- _TASK DETAILS_: List each line of the data in which the string "JSON" appears.

- _MATERIAL PROVIDED_:
=-=-=-=-=
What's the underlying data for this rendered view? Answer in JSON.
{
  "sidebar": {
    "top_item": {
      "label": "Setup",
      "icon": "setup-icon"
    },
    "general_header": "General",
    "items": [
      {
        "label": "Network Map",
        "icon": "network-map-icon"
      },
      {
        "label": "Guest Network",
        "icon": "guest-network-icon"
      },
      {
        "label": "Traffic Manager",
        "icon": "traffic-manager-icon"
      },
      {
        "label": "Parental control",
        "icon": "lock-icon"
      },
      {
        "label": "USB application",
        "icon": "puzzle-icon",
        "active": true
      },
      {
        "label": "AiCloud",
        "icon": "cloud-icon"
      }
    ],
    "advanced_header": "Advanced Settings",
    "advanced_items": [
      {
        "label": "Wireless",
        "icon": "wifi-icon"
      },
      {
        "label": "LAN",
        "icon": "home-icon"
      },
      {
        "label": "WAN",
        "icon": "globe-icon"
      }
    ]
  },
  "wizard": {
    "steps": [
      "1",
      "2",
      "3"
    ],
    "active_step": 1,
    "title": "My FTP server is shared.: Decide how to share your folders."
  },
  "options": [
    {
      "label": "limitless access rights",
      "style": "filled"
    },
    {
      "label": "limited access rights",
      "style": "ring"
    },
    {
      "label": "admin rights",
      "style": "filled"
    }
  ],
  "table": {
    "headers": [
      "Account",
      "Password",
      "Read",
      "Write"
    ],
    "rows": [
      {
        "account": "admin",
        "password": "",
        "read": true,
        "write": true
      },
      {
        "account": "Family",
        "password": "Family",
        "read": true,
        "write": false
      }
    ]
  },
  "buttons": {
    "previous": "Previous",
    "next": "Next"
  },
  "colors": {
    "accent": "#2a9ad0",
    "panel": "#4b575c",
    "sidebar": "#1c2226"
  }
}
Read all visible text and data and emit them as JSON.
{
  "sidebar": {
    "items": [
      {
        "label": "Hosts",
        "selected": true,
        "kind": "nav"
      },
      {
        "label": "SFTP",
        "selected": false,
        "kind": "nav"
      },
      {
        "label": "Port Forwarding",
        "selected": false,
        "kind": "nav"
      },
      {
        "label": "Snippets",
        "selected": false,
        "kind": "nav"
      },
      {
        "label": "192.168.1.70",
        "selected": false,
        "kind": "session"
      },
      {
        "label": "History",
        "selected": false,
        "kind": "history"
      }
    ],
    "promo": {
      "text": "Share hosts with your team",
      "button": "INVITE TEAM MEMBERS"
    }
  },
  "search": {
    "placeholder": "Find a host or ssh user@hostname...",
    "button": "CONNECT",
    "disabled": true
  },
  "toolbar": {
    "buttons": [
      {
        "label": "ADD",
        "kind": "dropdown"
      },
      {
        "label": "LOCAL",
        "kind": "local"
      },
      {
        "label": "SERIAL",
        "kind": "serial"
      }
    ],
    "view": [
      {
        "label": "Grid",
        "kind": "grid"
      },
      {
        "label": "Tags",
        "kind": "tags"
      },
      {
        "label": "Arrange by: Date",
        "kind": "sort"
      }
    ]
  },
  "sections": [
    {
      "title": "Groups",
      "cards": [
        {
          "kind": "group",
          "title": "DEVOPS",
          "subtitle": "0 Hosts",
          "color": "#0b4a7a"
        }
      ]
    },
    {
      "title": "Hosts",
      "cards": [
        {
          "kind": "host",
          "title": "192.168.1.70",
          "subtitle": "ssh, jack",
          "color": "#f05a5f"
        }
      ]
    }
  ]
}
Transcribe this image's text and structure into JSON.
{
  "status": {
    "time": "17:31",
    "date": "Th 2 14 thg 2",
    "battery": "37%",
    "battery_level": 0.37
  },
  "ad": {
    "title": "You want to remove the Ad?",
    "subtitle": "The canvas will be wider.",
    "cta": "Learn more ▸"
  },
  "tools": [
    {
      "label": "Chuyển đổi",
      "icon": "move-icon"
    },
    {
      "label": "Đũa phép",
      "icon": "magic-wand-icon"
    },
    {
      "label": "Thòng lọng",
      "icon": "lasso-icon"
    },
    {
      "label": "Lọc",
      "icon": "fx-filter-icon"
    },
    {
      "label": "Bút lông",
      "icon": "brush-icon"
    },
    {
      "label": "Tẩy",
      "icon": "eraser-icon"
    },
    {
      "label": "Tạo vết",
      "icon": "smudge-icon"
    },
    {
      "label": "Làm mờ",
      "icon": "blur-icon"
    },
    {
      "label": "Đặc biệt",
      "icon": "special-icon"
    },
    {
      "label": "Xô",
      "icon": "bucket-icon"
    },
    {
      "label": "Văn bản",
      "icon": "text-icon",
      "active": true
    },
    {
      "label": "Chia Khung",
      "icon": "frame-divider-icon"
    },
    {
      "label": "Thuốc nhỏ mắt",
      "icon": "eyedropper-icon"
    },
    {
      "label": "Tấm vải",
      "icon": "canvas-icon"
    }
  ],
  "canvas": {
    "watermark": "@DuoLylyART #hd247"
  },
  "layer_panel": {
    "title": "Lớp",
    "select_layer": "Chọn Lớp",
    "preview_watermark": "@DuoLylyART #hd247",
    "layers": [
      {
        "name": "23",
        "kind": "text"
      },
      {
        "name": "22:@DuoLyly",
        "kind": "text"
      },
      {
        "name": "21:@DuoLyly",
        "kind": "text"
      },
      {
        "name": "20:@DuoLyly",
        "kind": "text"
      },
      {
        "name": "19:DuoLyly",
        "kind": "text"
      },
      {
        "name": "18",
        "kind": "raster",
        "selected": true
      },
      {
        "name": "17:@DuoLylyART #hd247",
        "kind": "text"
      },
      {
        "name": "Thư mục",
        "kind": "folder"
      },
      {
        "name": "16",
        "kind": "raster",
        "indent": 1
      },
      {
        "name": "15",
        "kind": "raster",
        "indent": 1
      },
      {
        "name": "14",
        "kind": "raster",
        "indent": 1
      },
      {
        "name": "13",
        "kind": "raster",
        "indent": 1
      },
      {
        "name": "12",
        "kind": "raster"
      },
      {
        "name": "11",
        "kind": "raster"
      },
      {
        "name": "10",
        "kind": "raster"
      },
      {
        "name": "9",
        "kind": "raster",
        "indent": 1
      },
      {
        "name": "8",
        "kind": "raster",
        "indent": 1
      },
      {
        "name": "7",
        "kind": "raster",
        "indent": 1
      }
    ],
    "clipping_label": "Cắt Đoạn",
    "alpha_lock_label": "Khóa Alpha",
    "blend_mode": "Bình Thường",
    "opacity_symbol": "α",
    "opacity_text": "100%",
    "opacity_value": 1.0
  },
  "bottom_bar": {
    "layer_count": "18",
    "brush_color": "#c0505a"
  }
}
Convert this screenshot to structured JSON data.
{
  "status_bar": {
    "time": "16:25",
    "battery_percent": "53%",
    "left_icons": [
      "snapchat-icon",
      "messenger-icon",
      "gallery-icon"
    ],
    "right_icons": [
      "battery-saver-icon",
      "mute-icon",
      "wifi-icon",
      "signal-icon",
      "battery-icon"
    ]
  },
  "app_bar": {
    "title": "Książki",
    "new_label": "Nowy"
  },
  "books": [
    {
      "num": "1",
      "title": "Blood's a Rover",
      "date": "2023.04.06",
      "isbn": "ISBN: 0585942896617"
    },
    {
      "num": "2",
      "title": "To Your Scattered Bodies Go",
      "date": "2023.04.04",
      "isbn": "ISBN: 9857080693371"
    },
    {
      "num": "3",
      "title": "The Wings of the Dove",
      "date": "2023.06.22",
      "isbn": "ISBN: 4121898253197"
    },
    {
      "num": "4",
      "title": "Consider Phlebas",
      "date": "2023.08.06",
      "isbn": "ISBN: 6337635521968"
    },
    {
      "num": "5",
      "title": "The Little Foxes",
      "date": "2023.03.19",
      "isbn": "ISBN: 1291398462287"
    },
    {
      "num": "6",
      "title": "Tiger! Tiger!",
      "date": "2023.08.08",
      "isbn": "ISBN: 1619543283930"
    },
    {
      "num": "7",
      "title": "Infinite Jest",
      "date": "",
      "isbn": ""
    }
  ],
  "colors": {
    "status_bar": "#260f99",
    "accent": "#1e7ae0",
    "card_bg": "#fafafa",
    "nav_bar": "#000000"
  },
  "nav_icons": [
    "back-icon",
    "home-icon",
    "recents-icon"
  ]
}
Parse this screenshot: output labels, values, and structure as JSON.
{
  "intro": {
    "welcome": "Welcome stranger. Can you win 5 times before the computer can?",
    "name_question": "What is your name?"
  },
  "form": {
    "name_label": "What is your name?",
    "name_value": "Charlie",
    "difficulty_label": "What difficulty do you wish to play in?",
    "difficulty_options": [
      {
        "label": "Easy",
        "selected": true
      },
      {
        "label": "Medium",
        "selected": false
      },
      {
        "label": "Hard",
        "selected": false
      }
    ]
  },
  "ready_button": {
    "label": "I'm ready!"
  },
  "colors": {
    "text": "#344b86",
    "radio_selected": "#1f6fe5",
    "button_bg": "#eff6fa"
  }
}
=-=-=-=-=
- _EXERCISE RESPONSE_:
What's the underlying data for this rendered view? Answer in JSON.
Read all visible text and data and emit them as JSON.
Transcribe this image's text and structure into JSON.
Convert this screenshot to structured JSON data.
Parse this screenshot: output labels, values, and structure as JSON.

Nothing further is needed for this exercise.